Grill Like a PRO – and Avoid Food Illnesses
This year, one in six Americans will get sick from food poisoning, according to the USDA's Food Safety and Inspection Service.
Tips from FoodSafety.gov can help Americans grilling out for the Fourth of July holiday avoid food illnesses, certainly unpleasant and sometimes dangerously so. The agency advises that outdoor cooks learn how to grill like a "PRO" – that is, Prepare the food, Read the Temperature, Off the grill – during this holiday and for all of their summer barbecues.
How does the host keep guests safe from foodborne illness? "This year, one in six Americans will get sick from food poisoning (also known as foodborne illness). Food poisoning can affect anyone who eats food contaminated by bacteria, viruses, parasites, toxins, or other substances. Some groups of people – such as older adults, pregnant women, children younger than five years, and people with weakened immune systems – have a higher risk of getting sick from contaminated food. And if they do get sick, the effects of food poisoning are a lot more serious," according to the USDA's Food Safety and Inspection Service, which advises that checking meat's internal temperature with a food thermometer is the best way to ensure protection.
The tips are explained in three easy steps:
- P—Place the Thermometer. Make sure your food is ready by checking the internal temperature. Find the thickest part of the meat (usually about 1.5 to 2 inches deep) and insert the thermometer. "If cooking a thinner piece of meat such as chicken breasts or hamburger patties, insert the thermometer from the side and ensure the probe reaches the center of the meat.
- R—Read the Temperature. Wait about 10-20 seconds for an accurate temperature reading and use these internal temperature guidelines for meat and poultry: beef, pork, lamb, and veal (steaks, roasts, and chops): 145° F with a three-minute rest time; ground meats: 160° F; whole poultry, poultry breasts, and ground poultry: 165° F
- O—Off the Grill. Once the meat and poultry reach their safe minimum internal temperatures, take the food off the grill and place it on a clean platter. Do not put cooked food on the same platter that held raw meat or poultry. Remember to clean your food thermometer probe with hot, soapy water or disposable wipes.
Safety tips for serving food outdoors:
- Perishable food should not sit out for more than two hours. In weather above 90° F, food should never sit out for more than one hour.
- Serve cold food in small portions and keep the rest in the cooler. After cooking meat and poultry on the grill, keep it hot until served (at 140° F or warmer).
- Keep hot food hot by setting it to the side of the grill rack, not directly over the coals where it could overcook.

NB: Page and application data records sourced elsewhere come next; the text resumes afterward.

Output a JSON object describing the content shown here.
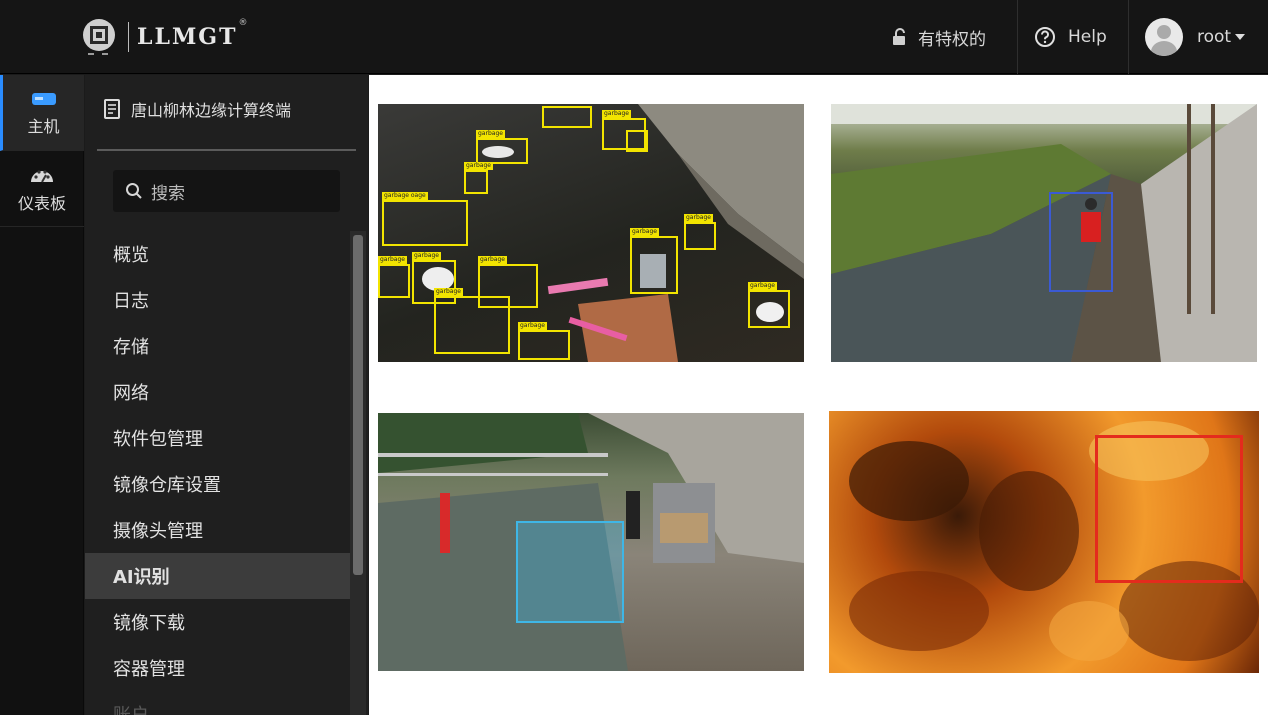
{
  "brand": {
    "name": "LLMGT",
    "registered": "®"
  },
  "topbar": {
    "privileged_label": "有特权的",
    "help_label": "Help",
    "user_name": "root"
  },
  "rail": {
    "items": [
      {
        "label": "主机",
        "icon": "server-icon",
        "active": true
      },
      {
        "label": "仪表板",
        "icon": "gauge-icon",
        "active": false
      }
    ]
  },
  "nav": {
    "host_name": "唐山柳林边缘计算终端",
    "search_placeholder": "搜索",
    "items": [
      {
        "label": "概览"
      },
      {
        "label": "日志"
      },
      {
        "label": "存储"
      },
      {
        "label": "网络"
      },
      {
        "label": "软件包管理"
      },
      {
        "label": "镜像仓库设置"
      },
      {
        "label": "摄像头管理"
      },
      {
        "label": "AI识别",
        "active": true
      },
      {
        "label": "镜像下载"
      },
      {
        "label": "容器管理"
      },
      {
        "label": "账户"
      }
    ]
  },
  "detections": {
    "garbage_label": "garbage",
    "garbage_partial_label": "garbage oage"
  },
  "colors": {
    "accent": "#2a8cff",
    "garbage_box": "#f2e400",
    "person_box": "#3b5ad4",
    "dumping_box": "#3fb6e6",
    "fire_box": "#e42b1d"
  }
}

FSIS wants cooks to share their photos of safe grilling during the Independence Day holiday weekend by uploading them with the hashtag #GrillingLikeaPRO.

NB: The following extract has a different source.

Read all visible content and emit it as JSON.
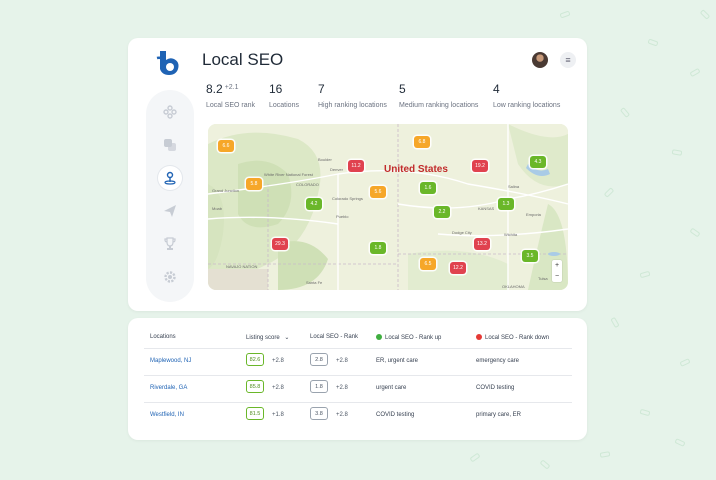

For information about food poisoning and keeping food safe from bacteria, visit www.foodsafety.gov.